BEGIN Records

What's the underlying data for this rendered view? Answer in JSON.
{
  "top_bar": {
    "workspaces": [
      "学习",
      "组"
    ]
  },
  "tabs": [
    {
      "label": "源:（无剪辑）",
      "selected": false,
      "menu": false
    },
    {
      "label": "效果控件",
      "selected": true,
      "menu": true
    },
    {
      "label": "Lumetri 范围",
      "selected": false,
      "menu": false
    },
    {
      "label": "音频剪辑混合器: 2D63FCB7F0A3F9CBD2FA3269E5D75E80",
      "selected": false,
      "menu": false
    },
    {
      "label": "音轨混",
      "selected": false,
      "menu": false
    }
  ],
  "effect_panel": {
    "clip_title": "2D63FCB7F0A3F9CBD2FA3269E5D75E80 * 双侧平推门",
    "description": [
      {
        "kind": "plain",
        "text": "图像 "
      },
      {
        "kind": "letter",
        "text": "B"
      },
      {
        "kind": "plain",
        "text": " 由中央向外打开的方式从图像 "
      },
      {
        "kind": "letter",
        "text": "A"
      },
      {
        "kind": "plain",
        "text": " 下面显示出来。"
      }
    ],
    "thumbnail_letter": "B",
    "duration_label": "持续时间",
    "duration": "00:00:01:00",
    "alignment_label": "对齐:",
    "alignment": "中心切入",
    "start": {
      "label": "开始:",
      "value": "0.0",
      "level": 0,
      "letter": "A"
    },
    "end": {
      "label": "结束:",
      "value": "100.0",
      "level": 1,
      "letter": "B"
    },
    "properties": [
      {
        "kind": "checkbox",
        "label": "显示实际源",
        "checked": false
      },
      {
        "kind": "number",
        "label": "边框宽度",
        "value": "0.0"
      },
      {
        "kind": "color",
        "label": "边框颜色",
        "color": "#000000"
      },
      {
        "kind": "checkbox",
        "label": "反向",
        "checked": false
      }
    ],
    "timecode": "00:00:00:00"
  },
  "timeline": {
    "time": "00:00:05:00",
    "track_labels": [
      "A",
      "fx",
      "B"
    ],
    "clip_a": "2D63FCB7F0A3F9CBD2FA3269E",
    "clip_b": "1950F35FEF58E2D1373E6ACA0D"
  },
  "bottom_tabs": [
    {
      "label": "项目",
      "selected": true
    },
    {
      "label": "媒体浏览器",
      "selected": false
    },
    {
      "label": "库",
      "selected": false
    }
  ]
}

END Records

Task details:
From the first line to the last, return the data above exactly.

Exercise answer:
What's the underlying data for this rendered view? Answer in JSON.
{
  "top_bar": {
    "workspaces": [
      "学习",
      "组"
    ]
  },
  "tabs": [
    {
      "label": "源:（无剪辑）",
      "selected": false,
      "menu": false
    },
    {
      "label": "效果控件",
      "selected": true,
      "menu": true
    },
    {
      "label": "Lumetri 范围",
      "selected": false,
      "menu": false
    },
    {
      "label": "音频剪辑混合器: 2D63FCB7F0A3F9CBD2FA3269E5D75E80",
      "selected": false,
      "menu": false
    },
    {
      "label": "音轨混",
      "selected": false,
      "menu": false
    }
  ],
  "effect_panel": {
    "clip_title": "2D63FCB7F0A3F9CBD2FA3269E5D75E80 * 双侧平推门",
    "description": [
      {
        "kind": "plain",
        "text": "图像 "
      },
      {
        "kind": "letter",
        "text": "B"
      },
      {
        "kind": "plain",
        "text": " 由中央向外打开的方式从图像 "
      },
      {
        "kind": "letter",
        "text": "A"
      },
      {
        "kind": "plain",
        "text": " 下面显示出来。"
      }
    ],
    "thumbnail_letter": "B",
    "duration_label": "持续时间",
    "duration": "00:00:01:00",
    "alignment_label": "对齐:",
    "alignment": "中心切入",
    "start": {
      "label": "开始:",
      "value": "0.0",
      "level": 0,
      "letter": "A"
    },
    "end": {
      "label": "结束:",
      "value": "100.0",
      "level": 1,
      "letter": "B"
    },
    "properties": [
      {
        "kind": "checkbox",
        "label": "显示实际源",
        "checked": false
      },
      {
        "kind": "number",
        "label": "边框宽度",
        "value": "0.0"
      },
      {
        "kind": "color",
        "label": "边框颜色",
        "color": "#000000"
      },
      {
        "kind": "checkbox",
        "label": "反向",
        "checked": false
      }
    ],
    "timecode": "00:00:00:00"
  },
  "timeline": {
    "time": "00:00:05:00",
    "track_labels": [
      "A",
      "fx",
      "B"
    ],
    "clip_a": "2D63FCB7F0A3F9CBD2FA3269E",
    "clip_b": "1950F35FEF58E2D1373E6ACA0D"
  },
  "bottom_tabs": [
    {
      "label": "项目",
      "selected": true
    },
    {
      "label": "媒体浏览器",
      "selected": false
    },
    {
      "label": "库",
      "selected": false
    }
  ]
}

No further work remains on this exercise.